[What is being asked] The expected answer is every line of the material, reproduced exactly.

:::::

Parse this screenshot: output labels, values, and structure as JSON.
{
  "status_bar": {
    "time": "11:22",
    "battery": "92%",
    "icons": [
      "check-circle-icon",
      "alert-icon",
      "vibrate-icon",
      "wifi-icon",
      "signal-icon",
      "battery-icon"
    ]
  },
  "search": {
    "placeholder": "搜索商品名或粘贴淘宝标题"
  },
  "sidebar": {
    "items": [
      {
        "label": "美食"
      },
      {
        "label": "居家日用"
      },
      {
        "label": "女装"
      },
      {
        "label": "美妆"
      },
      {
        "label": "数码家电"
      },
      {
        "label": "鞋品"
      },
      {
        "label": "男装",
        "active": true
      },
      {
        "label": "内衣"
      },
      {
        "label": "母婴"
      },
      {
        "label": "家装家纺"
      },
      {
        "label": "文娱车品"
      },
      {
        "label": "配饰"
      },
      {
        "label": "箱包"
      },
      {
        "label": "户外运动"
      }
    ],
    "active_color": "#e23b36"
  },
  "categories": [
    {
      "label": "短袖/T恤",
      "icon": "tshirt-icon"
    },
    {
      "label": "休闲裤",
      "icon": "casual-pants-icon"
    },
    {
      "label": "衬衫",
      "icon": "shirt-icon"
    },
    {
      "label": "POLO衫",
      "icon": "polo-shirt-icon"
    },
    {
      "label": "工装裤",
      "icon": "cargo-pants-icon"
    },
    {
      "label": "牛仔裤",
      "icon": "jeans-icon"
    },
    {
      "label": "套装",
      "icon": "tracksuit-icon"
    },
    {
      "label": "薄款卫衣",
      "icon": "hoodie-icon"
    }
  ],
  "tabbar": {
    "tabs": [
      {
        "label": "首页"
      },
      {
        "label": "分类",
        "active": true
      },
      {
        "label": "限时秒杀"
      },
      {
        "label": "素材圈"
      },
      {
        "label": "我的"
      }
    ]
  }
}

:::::

[Result of the task]
Parse this screenshot: output labels, values, and structure as JSON.
{
  "status_bar": {
    "time": "11:22",
    "battery": "92%",
    "icons": [
      "check-circle-icon",
      "alert-icon",
      "vibrate-icon",
      "wifi-icon",
      "signal-icon",
      "battery-icon"
    ]
  },
  "search": {
    "placeholder": "搜索商品名或粘贴淘宝标题"
  },
  "sidebar": {
    "items": [
      {
        "label": "美食"
      },
      {
        "label": "居家日用"
      },
      {
        "label": "女装"
      },
      {
        "label": "美妆"
      },
      {
        "label": "数码家电"
      },
      {
        "label": "鞋品"
      },
      {
        "label": "男装",
        "active": true
      },
      {
        "label": "内衣"
      },
      {
        "label": "母婴"
      },
      {
        "label": "家装家纺"
      },
      {
        "label": "文娱车品"
      },
      {
        "label": "配饰"
      },
      {
        "label": "箱包"
      },
      {
        "label": "户外运动"
      }
    ],
    "active_color": "#e23b36"
  },
  "categories": [
    {
      "label": "短袖/T恤",
      "icon": "tshirt-icon"
    },
    {
      "label": "休闲裤",
      "icon": "casual-pants-icon"
    },
    {
      "label": "衬衫",
      "icon": "shirt-icon"
    },
    {
      "label": "POLO衫",
      "icon": "polo-shirt-icon"
    },
    {
      "label": "工装裤",
      "icon": "cargo-pants-icon"
    },
    {
      "label": "牛仔裤",
      "icon": "jeans-icon"
    },
    {
      "label": "套装",
      "icon": "tracksuit-icon"
    },
    {
      "label": "薄款卫衣",
      "icon": "hoodie-icon"
    }
  ],
  "tabbar": {
    "tabs": [
      {
        "label": "首页"
      },
      {
        "label": "分类",
        "active": true
      },
      {
        "label": "限时秒杀"
      },
      {
        "label": "素材圈"
      },
      {
        "label": "我的"
      }
    ]
  }
}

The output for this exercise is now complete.